It appears that lawmakers on both sides of the aisle are in favor of extending the student loan forbearance. Student loan borrowers may not have to worry about their monthly bills until at least May of next year. In a summary of bipartisan legislation circulated on Wednesday that could become the next stimulus package, lawmakers included a provision to continue student loan forbearance through April 30, 2021. The U.S. Department of Education first said in March that the 42 million Americans with federal student loans would be off the hook from their monthly bills until September. Then President Donald Trump signed an executive order in August that continued the interest-free reprieve until the end of December.cnbc.com
Beam customers are getting money back, but savings app still faces federal investigation
Customers of mobile savings app Beam, some of whom complained that they had been unable to access their deposits for months, say they are finally getting their money back. A CNBC investigation in October found that Beam promised customers above-market interest rates on federally insured deposits, and "24/7 access" to their funds. Now, even as the company is processing those customer requests, it faces multiple lawsuits, a federal investigation and an uncertain future. "Meanwhile, we are 100% focused on making Beam customers right." The complaint was filed Nov. 10 in federal court in San Francisco by Burlingame, California, law firm Cotchett, Pitre & McCarthy, LLP.cnbc.com
FTC sues savings app Beam Financial, demanding customers get their money back
Instead, the complaint says, customers who have attempted to withdraw money are given the runaround. As CNBC first reported in October, dozens of Beam customers complained that they were unable to access their funds, in some cases for months. In a statement, the FTC said Beam "misled users about access to their funds." A spokeswoman for Beam declined to respond to the substance of the FTC complaint, but told CNBC in an e-mail that the company is making progress getting people their money back. In its complaint, the FTC said getting funds returned often required extreme action on the part of customers.cnbc.com
Despite promises, Beam depositors still can’t get access to their money. Now the lawsuits have begun
Beam aimed to let users earn higher interest rates on their money by engaging with its mobile savings app. That's according to a lawsuit filed in an Ohio court by three Beam vendors who say they are being wrongly blamed for the delays.
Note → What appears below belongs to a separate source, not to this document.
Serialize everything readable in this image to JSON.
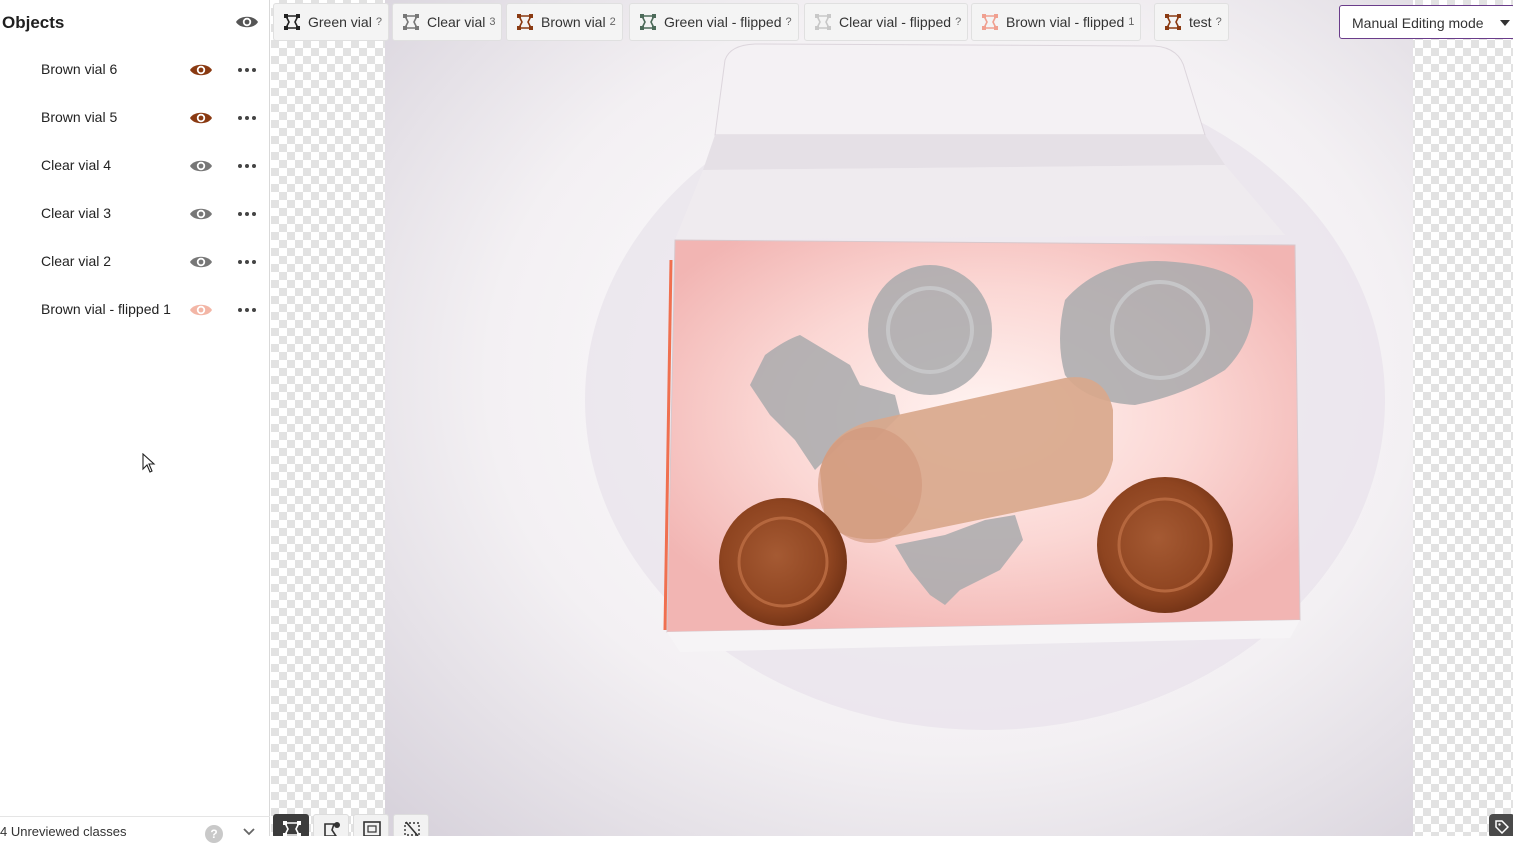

The suit asks the court to order Beam's cooperation in getting customers' money back. The suit says that despite Beam's claims, Dwolla never placed a hold on any Beam customer funds. Under the arrangement, the customers' funds are FDIC-insured.cnbc.com
New accounts aim to help you beat inflation. But you have to work for your money
That is because the average interest rate on a traditional savings account is 0.1% annual percentage yield. To help combat that problem, more companies are providing high-interest accounts to help you get a higher return on your money. Through the account, savers can earn anywhere from 1.7% interest all the way up to 7% APY daily. If friends put money in their accounts that pushes a user's rate even higher. The idea is to give savers more control over their money, according to Aaron Du, co-founder and CEO of Beam.cnbc.com
Area back to school events
Below is a list of area events to help students and families get prepared for the upcoming school year. 10 a.m. – noon at 2078 Cassat AvenueThe Divine Intervention and Prevention Foundation will kick off the annual back to school supply and clothing giveaway. MWUGL of Jacksonville giveaway 2017Aug. 5, 10 a.m. - 2 p.m. at the Most Worshipful Union Grand Lodge, 410 North Broad StreetFree school supplies, clothing, haircuts, vision screenings, health education and more. School Supply DriveJuly 30 - Aug. 12 at Maurices in the Oak Leak Town Center at 9625 Crosshill BoulevardSchool supply drive to help children in the local community. 500 free backpacks with school supplies included.